Disclosure of a Breach: Disclosure obligations under the statute are triggered whenever a person or business becomes aware of a security breach or that personal information was acquired or used by an unauthorized person or for an unauthorized purpose. A security breach is broadly defined as the unauthorized use or acquisition of encrypted data containing personal information with enough information about the security process to create a substantial risk of identity theft or fraud against a resident. If the person or business merely stores or maintains personal information, it must timely disclose the breach to the owner or licensor and provide required information about the breach as well as cooperate with the owner/licensor. An owner or licensor of personal information must provide notice of any breach to effected residents, the Attorney General of the Commonwealth and the director of OCABR. The statute (c. Mass. G.L. c. 93H) describes the information which must be provided about the breach.
Enforcement: Enforcement will be handled by the Attorney General’s Office, which may seek injunctive relief as well as penalties. The Attorney General’s office has not yet issued any guidance about its enforcement of the law or regulations.
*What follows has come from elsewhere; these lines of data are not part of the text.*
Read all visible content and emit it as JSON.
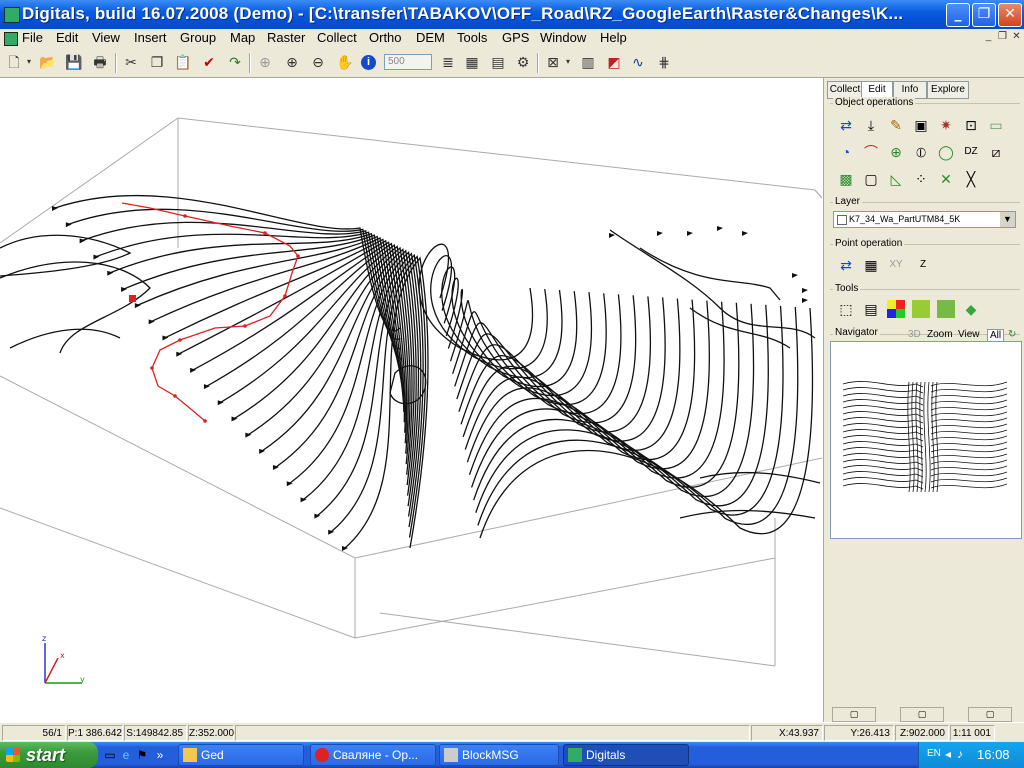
{
  "window": {
    "title": "Digitals, build 16.07.2008 (Demo) - [C:\\transfer\\TABAKOV\\OFF_Road\\RZ_GoogleEarth\\Raster&Changes\\K..."
  },
  "menu": [
    "File",
    "Edit",
    "View",
    "Insert",
    "Group",
    "Map",
    "Raster",
    "Collect",
    "Ortho",
    "DEM",
    "Tools",
    "GPS",
    "Window",
    "Help"
  ],
  "toolbar": {
    "zoom_value": "500",
    "icons": [
      "new-file-icon",
      "open-folder-icon",
      "save-icon",
      "print-icon",
      "cut-icon",
      "copy-icon",
      "paste-icon",
      "check-icon",
      "redo-icon",
      "pan-icon",
      "zoom-in-icon",
      "zoom-out-icon",
      "hand-icon",
      "info-icon"
    ]
  },
  "panel": {
    "tabs": [
      "Collect",
      "Edit",
      "Info",
      "Explore"
    ],
    "active_tab": "Edit",
    "object_operations_label": "Object operations",
    "layer_label": "Layer",
    "layer_value": "K7_34_Wa_PartUTM84_5K",
    "point_operation_label": "Point operation",
    "xy_label": "XY",
    "z_label": "Z",
    "tools_label": "Tools",
    "navigator_label": "Navigator",
    "navigator_tabs": [
      "3D",
      "Zoom",
      "View",
      "All"
    ]
  },
  "status": {
    "index": "56/1",
    "p": "P:1 386.642",
    "s": "S:149842.85",
    "z": "Z:352.000",
    "x": "X:43.937",
    "y": "Y:26.413",
    "z2": "Z:902.000",
    "scale": "1:11 001"
  },
  "taskbar": {
    "start_label": "start",
    "tasks": [
      "Ged",
      "Сваляне - Ор...",
      "BlockMSG",
      "Digitals"
    ],
    "active_task": "Digitals",
    "lang": "EN",
    "time": "16:08"
  }
}
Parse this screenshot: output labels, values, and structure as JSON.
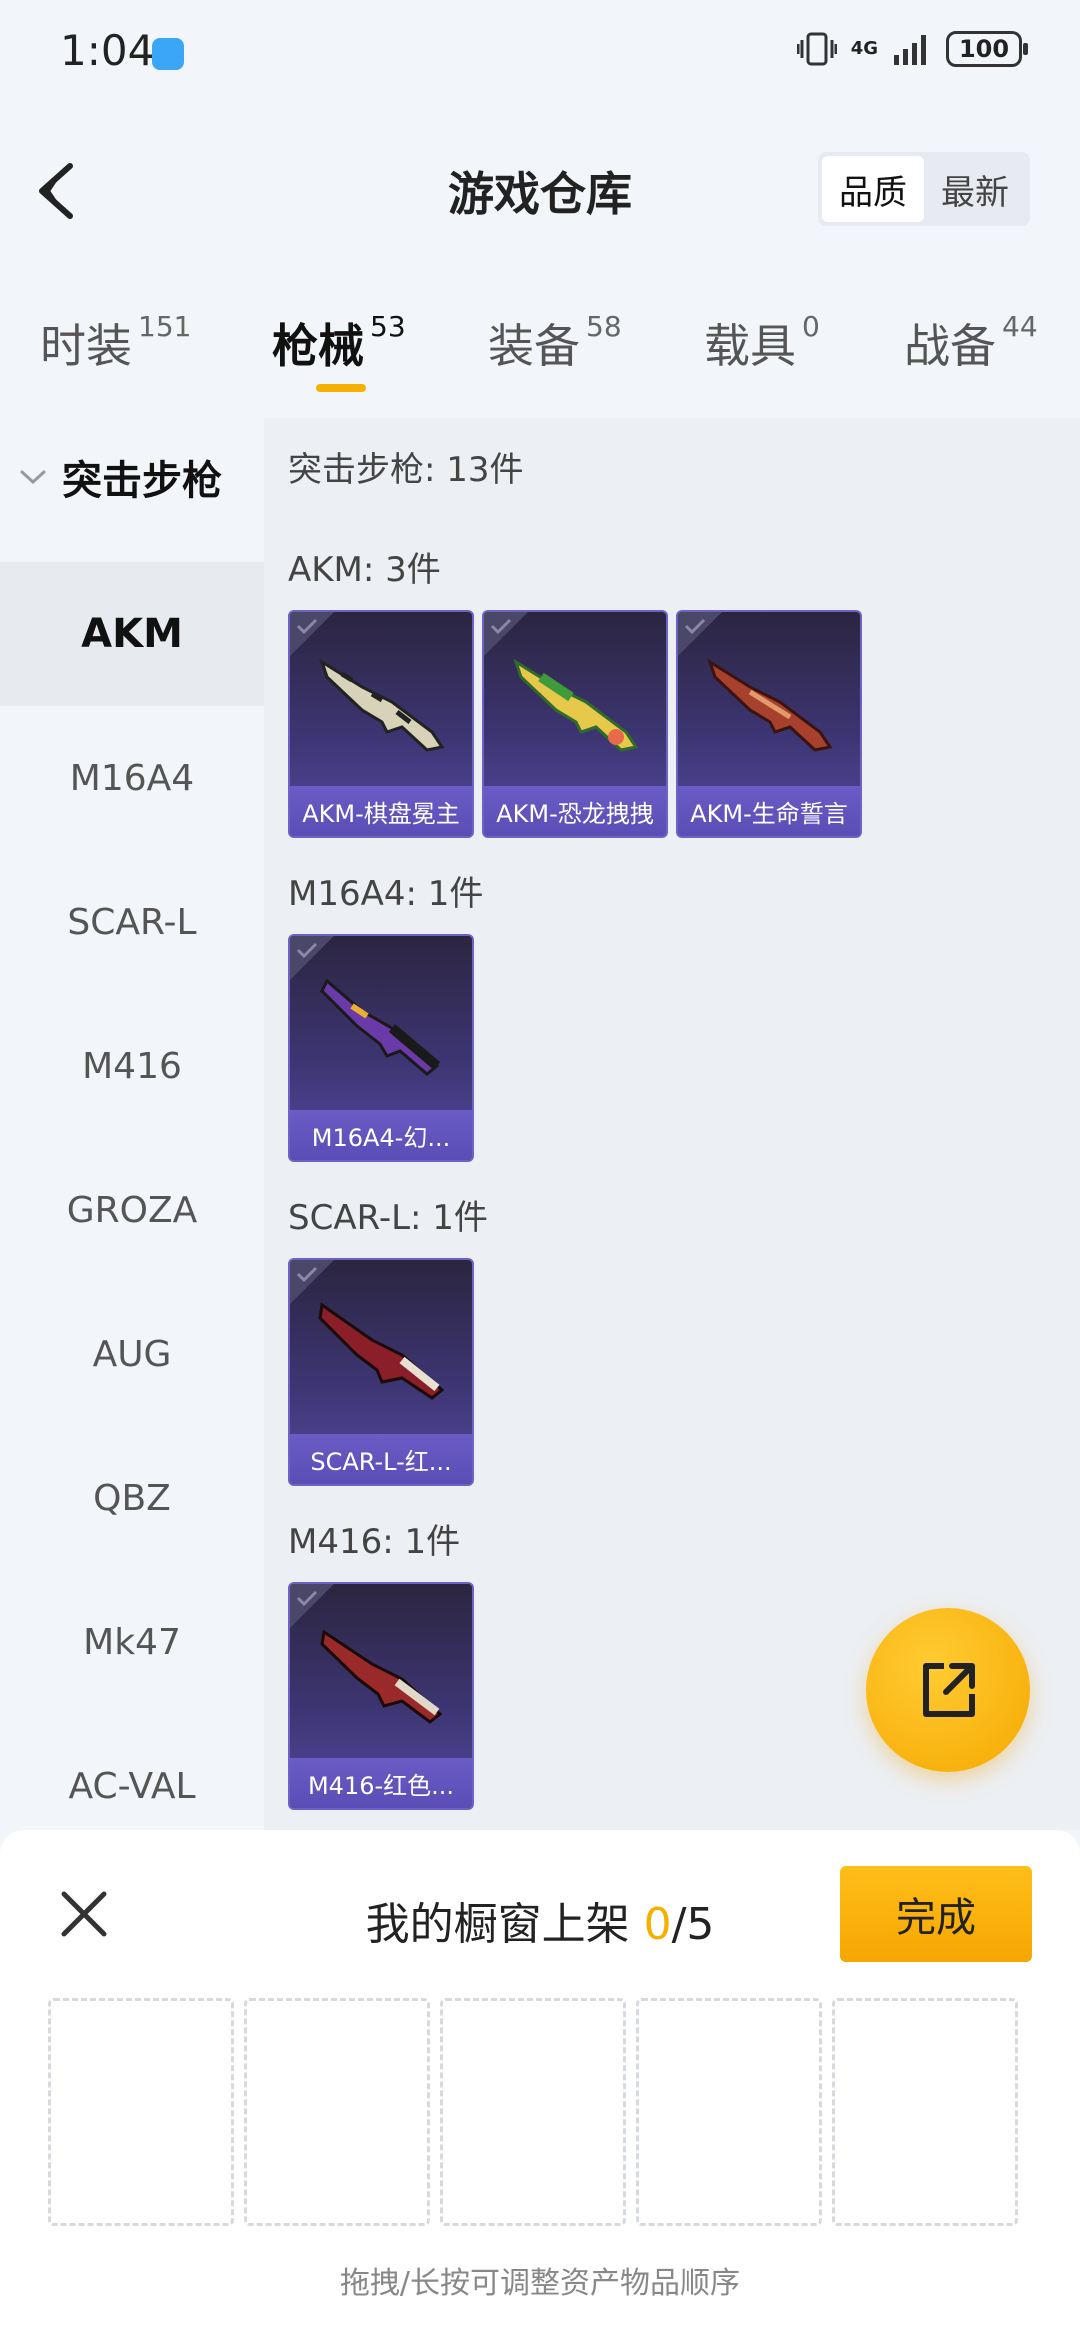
{
  "status": {
    "time": "1:04",
    "network": "4G",
    "battery": "100"
  },
  "header": {
    "title": "游戏仓库",
    "sort_options": [
      "品质",
      "最新"
    ],
    "sort_active": "品质"
  },
  "tabs": [
    {
      "label": "时装",
      "count": "151"
    },
    {
      "label": "枪械",
      "count": "53"
    },
    {
      "label": "装备",
      "count": "58"
    },
    {
      "label": "载具",
      "count": "0"
    },
    {
      "label": "战备",
      "count": "44"
    }
  ],
  "active_tab": "枪械",
  "sidebar": {
    "category": "突击步枪",
    "items": [
      "AKM",
      "M16A4",
      "SCAR-L",
      "M416",
      "GROZA",
      "AUG",
      "QBZ",
      "Mk47",
      "AC-VAL"
    ],
    "active": "AKM"
  },
  "content": {
    "summary": "突击步枪: 13件",
    "groups": [
      {
        "title": "AKM: 3件",
        "items": [
          "AKM-棋盘冕主",
          "AKM-恐龙拽拽",
          "AKM-生命誓言"
        ]
      },
      {
        "title": "M16A4: 1件",
        "items": [
          "M16A4-幻..."
        ]
      },
      {
        "title": "SCAR-L: 1件",
        "items": [
          "SCAR-L-红..."
        ]
      },
      {
        "title": "M416: 1件",
        "items": [
          "M416-红色..."
        ]
      }
    ]
  },
  "sheet": {
    "title": "我的橱窗上架",
    "count": "0",
    "total": "/5",
    "done_label": "完成",
    "hint": "拖拽/长按可调整资产物品顺序"
  },
  "icons": {
    "back": "back-arrow-icon",
    "fab": "share-external-icon",
    "close": "close-icon"
  },
  "colors": {
    "accent": "#f6b000",
    "card_purple": "#5448a0"
  }
}
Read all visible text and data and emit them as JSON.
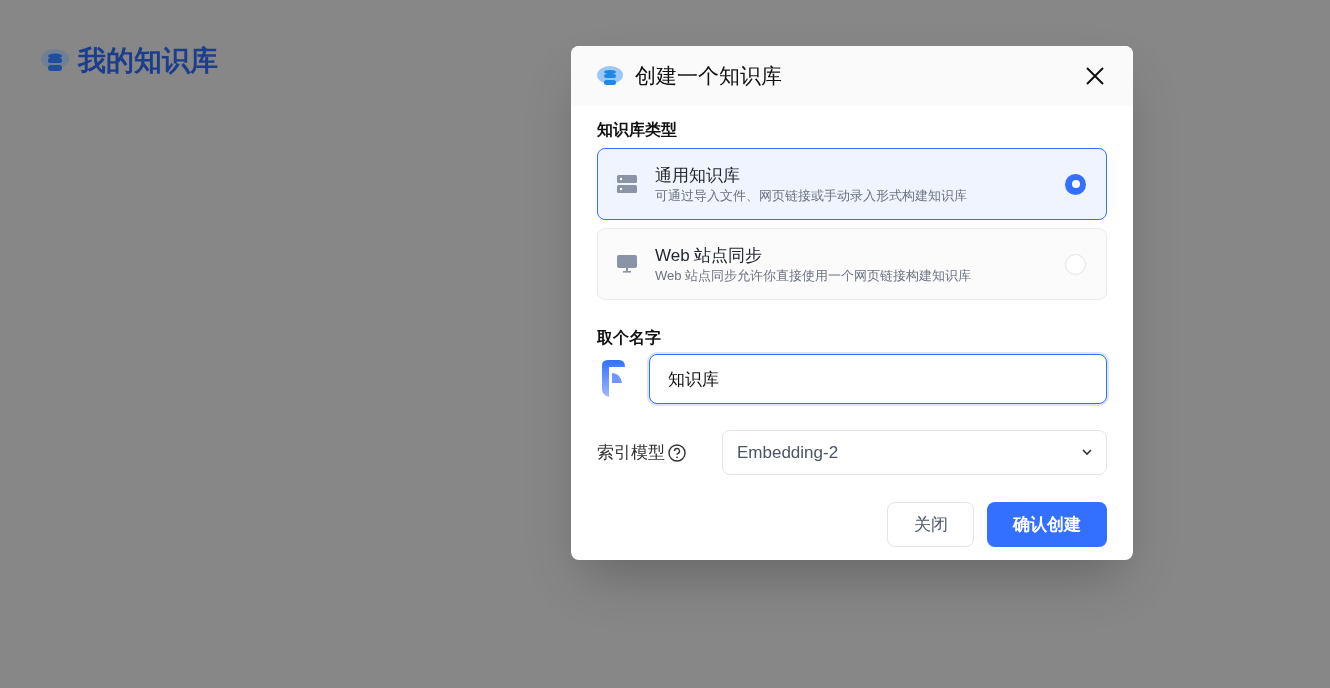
{
  "page": {
    "title": "我的知识库"
  },
  "dialog": {
    "title": "创建一个知识库",
    "type_section": {
      "label": "知识库类型",
      "options": [
        {
          "kind": "server",
          "title": "通用知识库",
          "description": "可通过导入文件、网页链接或手动录入形式构建知识库",
          "selected": true
        },
        {
          "kind": "monitor",
          "title": "Web 站点同步",
          "description": "Web 站点同步允许你直接使用一个网页链接构建知识库",
          "selected": false
        }
      ]
    },
    "name_section": {
      "label": "取个名字",
      "value": "知识库"
    },
    "index_model": {
      "label": "索引模型",
      "value": "Embedding-2"
    },
    "buttons": [
      {
        "kind": "secondary",
        "label": "关闭"
      },
      {
        "kind": "primary",
        "label": "确认创建"
      }
    ]
  }
}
Bottom Line: Almost all businesses will be subject to the new regulations as the most basic personnel information for employees is, by definition, personal information. However, many businesses subject to these regulations already take some, if not all, of the foregoing measures to protect personal information, as well as other information considered confidential or proprietary to its business, whether dictated by law (in which case, these entities may already be considered compliant) or by industry standard. However, most will need to re-examine current protections and practices, if not start from square one, to create a WISP that includes the key components mandated by OCABR. Including a senior IS employee or consultant will be essential for any business keeping personal information electronically. Furthermore, each business should collaborate with any of its third-party vendors who handle personal information to ensure that those vendors (payroll companies, copying facilities, document storage facilities, etc.) are also compliant.
While OCABR is not unsympathetic to this new financial burden for businesses in a difficult economic time, any burden is outweighed by the interest in protecting personal data. In light of the imminent deadline for enforcement, businesses are well-advised to begin the process of bringing systems into compliance as soon as possible.
Concurrent with the survey of information which will be necessary to draft a WISP, it is advisable to review and update other related policies, such as document or email retention policies, confidentiality policies, and policies governing employees’ use of company property, including laptops and electronic devices. In situations where personal information might have been compromised, Hanify & King’s lawyers are also available to help employers determine the appropriate course of action, and will guide employers through the required steps of notifying affected individuals and various governmental agencies.
For more information about the new privacy regulations or for assistance drafting a WISP or implementing other compliance measures and employer policies, please contact Karen A. Whitley, Esq.
Karen A. Whitley, Esq. represents employers and management in all types of employment-related legal matters, including litigation, training, investigations, and counseling. Ms. Whitley is a shareholder of the firm and also a founding member of the firm’s WomenatLaw initiative.
Kathleen E. Cross, Esq. is a shareholder of the firm and a founding member of the firm’s WomenatLaw initiative, concentrating her litigation practice in areas of internal business disputes in closely-held corporations and limited liability companies and partnerships, as well as bankruptcy litigation. Ms. Cross also advises charter schools in all areas of charter school law.
This alert may be considered advertising under the rules of the Supreme Judicial Court of Massachusetts. The information in this alert is provided for background purposes and should not be considered legal advice.